#### Listed records
::::
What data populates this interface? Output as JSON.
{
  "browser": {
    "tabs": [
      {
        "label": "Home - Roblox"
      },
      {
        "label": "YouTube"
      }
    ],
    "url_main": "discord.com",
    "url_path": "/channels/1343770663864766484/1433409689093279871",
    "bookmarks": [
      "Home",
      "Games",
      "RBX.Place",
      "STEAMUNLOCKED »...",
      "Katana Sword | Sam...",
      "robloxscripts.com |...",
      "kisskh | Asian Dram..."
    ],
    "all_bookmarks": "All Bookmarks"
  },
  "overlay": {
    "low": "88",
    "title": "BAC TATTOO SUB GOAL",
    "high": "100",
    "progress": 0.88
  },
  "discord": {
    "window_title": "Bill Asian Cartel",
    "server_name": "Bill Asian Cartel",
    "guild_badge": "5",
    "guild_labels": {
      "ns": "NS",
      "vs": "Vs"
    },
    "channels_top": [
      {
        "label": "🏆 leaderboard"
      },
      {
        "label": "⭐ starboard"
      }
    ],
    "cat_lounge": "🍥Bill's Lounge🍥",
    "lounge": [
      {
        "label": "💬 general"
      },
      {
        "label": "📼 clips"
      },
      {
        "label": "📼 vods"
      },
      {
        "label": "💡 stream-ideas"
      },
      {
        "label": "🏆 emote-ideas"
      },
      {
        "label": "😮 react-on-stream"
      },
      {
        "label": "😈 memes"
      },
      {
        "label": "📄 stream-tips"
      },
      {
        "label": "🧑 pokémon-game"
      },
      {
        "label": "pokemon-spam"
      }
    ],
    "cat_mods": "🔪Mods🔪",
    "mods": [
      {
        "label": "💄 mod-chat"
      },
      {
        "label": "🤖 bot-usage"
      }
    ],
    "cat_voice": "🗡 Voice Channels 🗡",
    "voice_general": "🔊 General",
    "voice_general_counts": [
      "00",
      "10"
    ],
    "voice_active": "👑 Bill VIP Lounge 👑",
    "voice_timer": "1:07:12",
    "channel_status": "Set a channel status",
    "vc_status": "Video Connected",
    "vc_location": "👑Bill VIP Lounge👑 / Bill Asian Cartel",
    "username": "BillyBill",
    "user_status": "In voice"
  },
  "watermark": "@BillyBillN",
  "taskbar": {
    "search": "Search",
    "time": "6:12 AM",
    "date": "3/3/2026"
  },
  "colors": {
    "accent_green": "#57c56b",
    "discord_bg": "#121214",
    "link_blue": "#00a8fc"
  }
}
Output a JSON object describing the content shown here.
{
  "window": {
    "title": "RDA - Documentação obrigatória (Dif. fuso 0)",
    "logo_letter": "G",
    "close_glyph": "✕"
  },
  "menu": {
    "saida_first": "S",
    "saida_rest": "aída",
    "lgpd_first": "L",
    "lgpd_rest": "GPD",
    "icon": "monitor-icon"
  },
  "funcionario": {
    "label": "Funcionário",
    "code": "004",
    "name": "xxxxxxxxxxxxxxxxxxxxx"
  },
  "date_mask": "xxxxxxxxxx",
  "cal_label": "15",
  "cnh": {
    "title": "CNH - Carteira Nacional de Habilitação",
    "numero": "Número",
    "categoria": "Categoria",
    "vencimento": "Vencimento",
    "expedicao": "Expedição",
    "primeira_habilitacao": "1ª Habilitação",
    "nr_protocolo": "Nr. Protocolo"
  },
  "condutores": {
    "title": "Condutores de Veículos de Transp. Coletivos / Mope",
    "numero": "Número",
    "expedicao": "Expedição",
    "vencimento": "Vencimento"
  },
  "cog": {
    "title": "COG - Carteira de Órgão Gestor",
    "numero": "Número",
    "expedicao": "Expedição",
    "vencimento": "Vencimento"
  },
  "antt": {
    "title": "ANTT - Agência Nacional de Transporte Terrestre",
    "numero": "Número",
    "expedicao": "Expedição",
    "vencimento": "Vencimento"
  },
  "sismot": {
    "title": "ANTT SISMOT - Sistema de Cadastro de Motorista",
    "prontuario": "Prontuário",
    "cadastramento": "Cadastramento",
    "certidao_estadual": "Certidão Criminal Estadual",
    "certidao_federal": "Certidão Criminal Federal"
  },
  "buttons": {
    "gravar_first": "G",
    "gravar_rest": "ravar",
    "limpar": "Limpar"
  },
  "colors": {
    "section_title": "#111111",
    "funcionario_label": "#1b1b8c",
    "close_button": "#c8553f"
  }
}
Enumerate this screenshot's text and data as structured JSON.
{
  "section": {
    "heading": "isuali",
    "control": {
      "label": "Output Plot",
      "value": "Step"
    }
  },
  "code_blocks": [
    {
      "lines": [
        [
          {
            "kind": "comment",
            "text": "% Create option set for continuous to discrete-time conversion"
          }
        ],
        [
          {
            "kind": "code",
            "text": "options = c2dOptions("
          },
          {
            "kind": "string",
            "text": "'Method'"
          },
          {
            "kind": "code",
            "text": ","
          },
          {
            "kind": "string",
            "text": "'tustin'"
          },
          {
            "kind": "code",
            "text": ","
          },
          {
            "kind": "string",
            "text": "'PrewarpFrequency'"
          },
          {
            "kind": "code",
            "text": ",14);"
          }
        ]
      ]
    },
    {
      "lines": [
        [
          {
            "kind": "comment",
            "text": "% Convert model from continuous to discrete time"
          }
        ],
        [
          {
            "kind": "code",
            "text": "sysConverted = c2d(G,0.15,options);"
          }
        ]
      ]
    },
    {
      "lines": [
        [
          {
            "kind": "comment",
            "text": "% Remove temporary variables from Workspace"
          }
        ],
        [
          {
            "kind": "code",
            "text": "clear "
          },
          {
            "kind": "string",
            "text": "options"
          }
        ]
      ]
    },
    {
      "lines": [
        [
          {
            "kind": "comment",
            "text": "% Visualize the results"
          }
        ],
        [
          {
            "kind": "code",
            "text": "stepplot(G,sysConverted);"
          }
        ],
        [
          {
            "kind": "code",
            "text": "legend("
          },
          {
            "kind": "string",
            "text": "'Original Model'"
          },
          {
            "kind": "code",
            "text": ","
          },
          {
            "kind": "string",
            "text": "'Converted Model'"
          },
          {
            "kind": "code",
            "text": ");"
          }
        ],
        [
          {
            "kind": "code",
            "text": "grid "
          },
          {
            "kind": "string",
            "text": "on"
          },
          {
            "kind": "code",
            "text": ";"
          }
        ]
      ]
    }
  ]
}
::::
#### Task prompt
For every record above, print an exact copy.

#### Answer to the problem
What data populates this interface? Output as JSON.
{
  "browser": {
    "tabs": [
      {
        "label": "Home - Roblox"
      },
      {
        "label": "YouTube"
      }
    ],
    "url_main": "discord.com",
    "url_path": "/channels/1343770663864766484/1433409689093279871",
    "bookmarks": [
      "Home",
      "Games",
      "RBX.Place",
      "STEAMUNLOCKED »...",
      "Katana Sword | Sam...",
      "robloxscripts.com |...",
      "kisskh | Asian Dram..."
    ],
    "all_bookmarks": "All Bookmarks"
  },
  "overlay": {
    "low": "88",
    "title": "BAC TATTOO SUB GOAL",
    "high": "100",
    "progress": 0.88
  },
  "discord": {
    "window_title": "Bill Asian Cartel",
    "server_name": "Bill Asian Cartel",
    "guild_badge": "5",
    "guild_labels": {
      "ns": "NS",
      "vs": "Vs"
    },
    "channels_top": [
      {
        "label": "🏆 leaderboard"
      },
      {
        "label": "⭐ starboard"
      }
    ],
    "cat_lounge": "🍥Bill's Lounge🍥",
    "lounge": [
      {
        "label": "💬 general"
      },
      {
        "label": "📼 clips"
      },
      {
        "label": "📼 vods"
      },
      {
        "label": "💡 stream-ideas"
      },
      {
        "label": "🏆 emote-ideas"
      },
      {
        "label": "😮 react-on-stream"
      },
      {
        "label": "😈 memes"
      },
      {
        "label": "📄 stream-tips"
      },
      {
        "label": "🧑 pokémon-game"
      },
      {
        "label": "pokemon-spam"
      }
    ],
    "cat_mods": "🔪Mods🔪",
    "mods": [
      {
        "label": "💄 mod-chat"
      },
      {
        "label": "🤖 bot-usage"
      }
    ],
    "cat_voice": "🗡 Voice Channels 🗡",
    "voice_general": "🔊 General",
    "voice_general_counts": [
      "00",
      "10"
    ],
    "voice_active": "👑 Bill VIP Lounge 👑",
    "voice_timer": "1:07:12",
    "channel_status": "Set a channel status",
    "vc_status": "Video Connected",
    "vc_location": "👑Bill VIP Lounge👑 / Bill Asian Cartel",
    "username": "BillyBill",
    "user_status": "In voice"
  },
  "watermark": "@BillyBillN",
  "taskbar": {
    "search": "Search",
    "time": "6:12 AM",
    "date": "3/3/2026"
  },
  "colors": {
    "accent_green": "#57c56b",
    "discord_bg": "#121214",
    "link_blue": "#00a8fc"
  }
}
Output a JSON object describing the content shown here.
{
  "window": {
    "title": "RDA - Documentação obrigatória (Dif. fuso 0)",
    "logo_letter": "G",
    "close_glyph": "✕"
  },
  "menu": {
    "saida_first": "S",
    "saida_rest": "aída",
    "lgpd_first": "L",
    "lgpd_rest": "GPD",
    "icon": "monitor-icon"
  },
  "funcionario": {
    "label": "Funcionário",
    "code": "004",
    "name": "xxxxxxxxxxxxxxxxxxxxx"
  },
  "date_mask": "xxxxxxxxxx",
  "cal_label": "15",
  "cnh": {
    "title": "CNH - Carteira Nacional de Habilitação",
    "numero": "Número",
    "categoria": "Categoria",
    "vencimento": "Vencimento",
    "expedicao": "Expedição",
    "primeira_habilitacao": "1ª Habilitação",
    "nr_protocolo": "Nr. Protocolo"
  },
  "condutores": {
    "title": "Condutores de Veículos de Transp. Coletivos / Mope",
    "numero": "Número",
    "expedicao": "Expedição",
    "vencimento": "Vencimento"
  },
  "cog": {
    "title": "COG - Carteira de Órgão Gestor",
    "numero": "Número",
    "expedicao": "Expedição",
    "vencimento": "Vencimento"
  },
  "antt": {
    "title": "ANTT - Agência Nacional de Transporte Terrestre",
    "numero": "Número",
    "expedicao": "Expedição",
    "vencimento": "Vencimento"
  },
  "sismot": {
    "title": "ANTT SISMOT - Sistema de Cadastro de Motorista",
    "prontuario": "Prontuário",
    "cadastramento": "Cadastramento",
    "certidao_estadual": "Certidão Criminal Estadual",
    "certidao_federal": "Certidão Criminal Federal"
  },
  "buttons": {
    "gravar_first": "G",
    "gravar_rest": "ravar",
    "limpar": "Limpar"
  },
  "colors": {
    "section_title": "#111111",
    "funcionario_label": "#1b1b8c",
    "close_button": "#c8553f"
  }
}
Enumerate this screenshot's text and data as structured JSON.
{
  "section": {
    "heading": "isuali",
    "control": {
      "label": "Output Plot",
      "value": "Step"
    }
  },
  "code_blocks": [
    {
      "lines": [
        [
          {
            "kind": "comment",
            "text": "% Create option set for continuous to discrete-time conversion"
          }
        ],
        [
          {
            "kind": "code",
            "text": "options = c2dOptions("
          },
          {
            "kind": "string",
            "text": "'Method'"
          },
          {
            "kind": "code",
            "text": ","
          },
          {
            "kind": "string",
            "text": "'tustin'"
          },
          {
            "kind": "code",
            "text": ","
          },
          {
            "kind": "string",
            "text": "'PrewarpFrequency'"
          },
          {
            "kind": "code",
            "text": ",14);"
          }
        ]
      ]
    },
    {
      "lines": [
        [
          {
            "kind": "comment",
            "text": "% Convert model from continuous to discrete time"
          }
        ],
        [
          {
            "kind": "code",
            "text": "sysConverted = c2d(G,0.15,options);"
          }
        ]
      ]
    },
    {
      "lines": [
        [
          {
            "kind": "comment",
            "text": "% Remove temporary variables from Workspace"
          }
        ],
        [
          {
            "kind": "code",
            "text": "clear "
          },
          {
            "kind": "string",
            "text": "options"
          }
        ]
      ]
    },
    {
      "lines": [
        [
          {
            "kind": "comment",
            "text": "% Visualize the results"
          }
        ],
        [
          {
            "kind": "code",
            "text": "stepplot(G,sysConverted);"
          }
        ],
        [
          {
            "kind": "code",
            "text": "legend("
          },
          {
            "kind": "string",
            "text": "'Original Model'"
          },
          {
            "kind": "code",
            "text": ","
          },
          {
            "kind": "string",
            "text": "'Converted Model'"
          },
          {
            "kind": "code",
            "text": ");"
          }
        ],
        [
          {
            "kind": "code",
            "text": "grid "
          },
          {
            "kind": "string",
            "text": "on"
          },
          {
            "kind": "code",
            "text": ";"
          }
        ]
      ]
    }
  ]
}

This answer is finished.